Lachezar Grudev, 2020–21 HOPE Center Fellow

In the 1920s and 1930s, a new generation of economists in Germany were trying to emancipate themselves from the influence of the German Historical School, which emphasized the collection of empirical data and denied that there were universal economic truths.

It is in that context that Lachezar Grudev, a 2020–21 HOPE Center fellow, places his current research on the German-born economist Friedrich A. Lutz. Lutz was the most successful student of Walter Eucken, who was the head of the Freiburg School and whose ideas shaped economic policy in Germany after the Second World War.

“That makes Lutz’s role in context of the formation of the Freiburg School in the 1930s most interesting,” Lachezar says.

Lutz was part of an ongoing methodological discussion in interwar Germany about the role of economics and the right way to conduct economic research. “Lutz and his contemporaries more and more saw the value of theory, which the German Historical School saw as irrelevant,” Lachezar says.

It was for that reason that Lutz left Germany in the late 1930s for England where he established life-long contacts with fellow economists Friedrich A. Hayek and Lionel Robbins and met his future wife Vera Smith, one of Hayek’s doctoral students.
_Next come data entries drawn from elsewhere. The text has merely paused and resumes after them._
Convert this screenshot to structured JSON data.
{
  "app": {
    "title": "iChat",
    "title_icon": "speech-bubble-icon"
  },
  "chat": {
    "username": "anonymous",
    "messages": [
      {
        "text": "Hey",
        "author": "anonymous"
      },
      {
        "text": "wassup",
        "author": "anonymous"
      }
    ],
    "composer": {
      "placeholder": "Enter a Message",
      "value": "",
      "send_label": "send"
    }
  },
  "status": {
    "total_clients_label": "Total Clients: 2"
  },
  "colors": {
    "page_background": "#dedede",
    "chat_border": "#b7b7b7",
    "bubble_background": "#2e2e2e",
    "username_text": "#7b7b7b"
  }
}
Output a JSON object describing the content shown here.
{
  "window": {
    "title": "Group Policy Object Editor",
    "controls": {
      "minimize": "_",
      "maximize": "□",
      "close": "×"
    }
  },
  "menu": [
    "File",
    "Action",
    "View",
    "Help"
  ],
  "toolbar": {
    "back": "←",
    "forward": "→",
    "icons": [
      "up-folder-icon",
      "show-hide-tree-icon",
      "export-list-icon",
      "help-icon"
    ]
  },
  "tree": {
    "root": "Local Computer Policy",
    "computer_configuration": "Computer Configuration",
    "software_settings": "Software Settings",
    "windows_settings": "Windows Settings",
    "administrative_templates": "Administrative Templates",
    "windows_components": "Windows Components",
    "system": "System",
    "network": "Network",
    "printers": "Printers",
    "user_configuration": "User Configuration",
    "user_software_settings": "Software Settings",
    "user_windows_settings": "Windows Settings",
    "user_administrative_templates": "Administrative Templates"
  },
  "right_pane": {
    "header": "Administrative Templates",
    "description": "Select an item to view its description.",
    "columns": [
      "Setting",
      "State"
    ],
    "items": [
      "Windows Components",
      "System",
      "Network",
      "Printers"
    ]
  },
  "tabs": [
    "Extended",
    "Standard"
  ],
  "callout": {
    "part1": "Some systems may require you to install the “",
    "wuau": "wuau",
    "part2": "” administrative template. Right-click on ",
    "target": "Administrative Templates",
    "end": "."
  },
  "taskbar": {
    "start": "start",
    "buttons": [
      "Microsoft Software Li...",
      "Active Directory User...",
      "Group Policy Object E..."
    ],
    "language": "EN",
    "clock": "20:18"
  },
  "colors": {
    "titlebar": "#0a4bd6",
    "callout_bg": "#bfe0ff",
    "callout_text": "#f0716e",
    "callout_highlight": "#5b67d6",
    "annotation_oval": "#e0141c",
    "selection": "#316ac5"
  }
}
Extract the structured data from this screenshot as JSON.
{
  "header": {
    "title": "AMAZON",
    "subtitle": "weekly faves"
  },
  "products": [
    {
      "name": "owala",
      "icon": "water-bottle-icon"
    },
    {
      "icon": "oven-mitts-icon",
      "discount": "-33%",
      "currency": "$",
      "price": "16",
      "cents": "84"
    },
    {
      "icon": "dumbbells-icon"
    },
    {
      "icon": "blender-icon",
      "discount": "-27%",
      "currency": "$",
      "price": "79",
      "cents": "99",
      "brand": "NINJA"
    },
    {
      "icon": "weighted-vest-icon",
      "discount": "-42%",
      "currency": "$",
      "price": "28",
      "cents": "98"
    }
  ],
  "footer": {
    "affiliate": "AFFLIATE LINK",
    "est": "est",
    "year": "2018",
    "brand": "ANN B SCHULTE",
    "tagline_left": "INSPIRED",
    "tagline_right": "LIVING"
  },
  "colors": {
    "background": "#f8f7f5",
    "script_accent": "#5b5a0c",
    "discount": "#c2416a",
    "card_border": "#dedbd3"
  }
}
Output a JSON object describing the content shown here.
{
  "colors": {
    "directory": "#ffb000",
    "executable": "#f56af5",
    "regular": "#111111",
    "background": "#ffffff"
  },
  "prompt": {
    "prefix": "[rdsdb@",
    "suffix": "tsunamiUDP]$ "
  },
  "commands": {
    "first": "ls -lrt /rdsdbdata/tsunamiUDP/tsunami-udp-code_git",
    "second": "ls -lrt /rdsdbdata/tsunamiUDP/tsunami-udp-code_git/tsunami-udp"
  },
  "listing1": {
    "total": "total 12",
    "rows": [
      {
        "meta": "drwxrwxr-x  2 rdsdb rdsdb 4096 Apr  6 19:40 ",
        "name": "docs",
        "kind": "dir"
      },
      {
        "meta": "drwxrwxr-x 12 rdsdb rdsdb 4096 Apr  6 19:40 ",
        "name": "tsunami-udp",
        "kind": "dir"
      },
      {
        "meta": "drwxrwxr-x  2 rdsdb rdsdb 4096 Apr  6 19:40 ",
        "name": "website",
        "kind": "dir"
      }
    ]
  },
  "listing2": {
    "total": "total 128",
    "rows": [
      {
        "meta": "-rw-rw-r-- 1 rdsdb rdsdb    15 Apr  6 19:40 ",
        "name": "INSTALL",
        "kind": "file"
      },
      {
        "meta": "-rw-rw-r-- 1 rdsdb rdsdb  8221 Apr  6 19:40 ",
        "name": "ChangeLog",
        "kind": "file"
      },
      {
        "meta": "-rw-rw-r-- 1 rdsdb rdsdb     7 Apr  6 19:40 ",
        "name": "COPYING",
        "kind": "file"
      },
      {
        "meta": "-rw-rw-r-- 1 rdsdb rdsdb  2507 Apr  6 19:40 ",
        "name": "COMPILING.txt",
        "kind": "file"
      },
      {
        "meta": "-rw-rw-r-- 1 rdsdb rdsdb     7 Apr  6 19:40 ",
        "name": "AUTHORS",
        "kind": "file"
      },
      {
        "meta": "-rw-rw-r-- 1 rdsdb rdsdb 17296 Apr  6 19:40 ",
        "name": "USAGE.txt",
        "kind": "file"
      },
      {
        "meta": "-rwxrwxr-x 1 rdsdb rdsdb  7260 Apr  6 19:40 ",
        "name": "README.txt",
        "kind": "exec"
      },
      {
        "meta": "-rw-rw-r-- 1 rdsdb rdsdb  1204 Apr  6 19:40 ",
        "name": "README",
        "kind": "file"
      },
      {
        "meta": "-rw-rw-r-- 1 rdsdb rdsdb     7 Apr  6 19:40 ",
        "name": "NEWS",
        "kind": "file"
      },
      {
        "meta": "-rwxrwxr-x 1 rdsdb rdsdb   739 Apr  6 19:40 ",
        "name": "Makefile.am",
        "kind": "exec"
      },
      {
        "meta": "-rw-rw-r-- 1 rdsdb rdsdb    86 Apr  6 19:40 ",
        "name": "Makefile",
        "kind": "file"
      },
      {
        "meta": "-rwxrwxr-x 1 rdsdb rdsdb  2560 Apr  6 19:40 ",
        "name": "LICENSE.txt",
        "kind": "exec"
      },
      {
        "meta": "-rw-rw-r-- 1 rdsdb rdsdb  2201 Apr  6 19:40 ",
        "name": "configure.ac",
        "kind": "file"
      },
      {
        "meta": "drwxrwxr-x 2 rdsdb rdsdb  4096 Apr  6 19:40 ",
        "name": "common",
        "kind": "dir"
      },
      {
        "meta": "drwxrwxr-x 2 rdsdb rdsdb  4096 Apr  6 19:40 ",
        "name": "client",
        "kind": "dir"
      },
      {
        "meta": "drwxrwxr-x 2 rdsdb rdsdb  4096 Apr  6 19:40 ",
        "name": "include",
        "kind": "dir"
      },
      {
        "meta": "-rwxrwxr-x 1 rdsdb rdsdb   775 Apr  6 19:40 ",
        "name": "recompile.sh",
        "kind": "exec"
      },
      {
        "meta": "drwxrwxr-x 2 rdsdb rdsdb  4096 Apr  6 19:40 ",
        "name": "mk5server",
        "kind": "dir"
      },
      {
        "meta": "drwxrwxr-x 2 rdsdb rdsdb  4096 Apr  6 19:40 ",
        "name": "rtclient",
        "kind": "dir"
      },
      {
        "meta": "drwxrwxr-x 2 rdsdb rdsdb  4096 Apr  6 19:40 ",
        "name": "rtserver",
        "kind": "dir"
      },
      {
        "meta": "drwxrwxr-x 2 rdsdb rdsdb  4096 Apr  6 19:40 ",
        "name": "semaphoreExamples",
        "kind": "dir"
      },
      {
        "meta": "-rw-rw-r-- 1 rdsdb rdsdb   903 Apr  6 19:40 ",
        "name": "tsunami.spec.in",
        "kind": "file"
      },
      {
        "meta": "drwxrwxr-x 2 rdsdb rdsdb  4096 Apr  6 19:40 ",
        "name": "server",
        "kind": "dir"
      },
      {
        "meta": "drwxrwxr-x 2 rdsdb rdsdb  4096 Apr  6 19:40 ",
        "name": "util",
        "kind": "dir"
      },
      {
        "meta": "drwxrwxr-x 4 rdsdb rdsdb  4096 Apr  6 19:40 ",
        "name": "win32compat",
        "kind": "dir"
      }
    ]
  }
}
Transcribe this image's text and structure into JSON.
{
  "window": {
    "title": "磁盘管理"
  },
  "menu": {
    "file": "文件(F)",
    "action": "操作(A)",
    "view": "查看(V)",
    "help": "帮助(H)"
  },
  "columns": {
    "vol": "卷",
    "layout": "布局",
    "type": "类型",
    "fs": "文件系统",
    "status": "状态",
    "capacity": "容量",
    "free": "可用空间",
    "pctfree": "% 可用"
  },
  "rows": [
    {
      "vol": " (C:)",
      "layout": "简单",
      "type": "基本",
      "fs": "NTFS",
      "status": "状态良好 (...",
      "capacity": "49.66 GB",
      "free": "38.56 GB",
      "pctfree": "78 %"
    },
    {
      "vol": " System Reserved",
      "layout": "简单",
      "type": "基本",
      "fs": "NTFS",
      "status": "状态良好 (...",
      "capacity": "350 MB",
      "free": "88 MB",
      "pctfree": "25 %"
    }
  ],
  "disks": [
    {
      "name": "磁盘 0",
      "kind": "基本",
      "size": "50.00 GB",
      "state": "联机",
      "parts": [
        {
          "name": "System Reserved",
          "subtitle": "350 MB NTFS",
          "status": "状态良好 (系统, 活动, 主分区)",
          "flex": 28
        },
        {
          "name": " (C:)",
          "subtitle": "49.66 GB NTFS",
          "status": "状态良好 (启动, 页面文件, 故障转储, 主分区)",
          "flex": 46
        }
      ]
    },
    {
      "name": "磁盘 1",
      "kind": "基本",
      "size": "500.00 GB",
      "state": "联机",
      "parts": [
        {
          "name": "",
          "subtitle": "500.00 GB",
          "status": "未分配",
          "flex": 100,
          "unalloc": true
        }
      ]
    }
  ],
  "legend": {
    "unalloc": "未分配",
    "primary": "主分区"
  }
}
In 1938, Lutz left for the United States, where he was hired as an instructor at Princeton University.

“At the time, the theoretical work coming out of England and the United States was inconsistent with the Nazi view of how an economy worked and its function in society,” Lachezar says. “What’s more, the Nazis made it nearly impossible for economists in Germany to get their hands on that work.”

In short, Lachezar explains, Lutz needed to leave in order to learn the kind of theoretical work to which he was committed.

While at Duke, Lachezar will be in conversation with the many historians of economics, as well as scholars in disciplines such as philosophy and political science, who work on German intellectual life of the 1920s and 1930s. He is also consulting some of the collections in the Economists’ Papers Archive, which is housed in the David M. Rubenstein Library. The papers of Oskar Morgenstern, who was a colleague of Lutz’s at Princeton, should be particularly valuable.

Lachezar was born in a small town in Bulgaria but has spent the past fourteen years in Freiburg, where he completed his undergraduate work and where he is now a PhD student. “Freiburg is next to the Black Forest, where I go on many hikes,” Lachezar says. “Those hikes are my way of de-stressing, especially during the pandemic.”

Lachezar is in the final year of writing his dissertation and will return to Freiburg in March.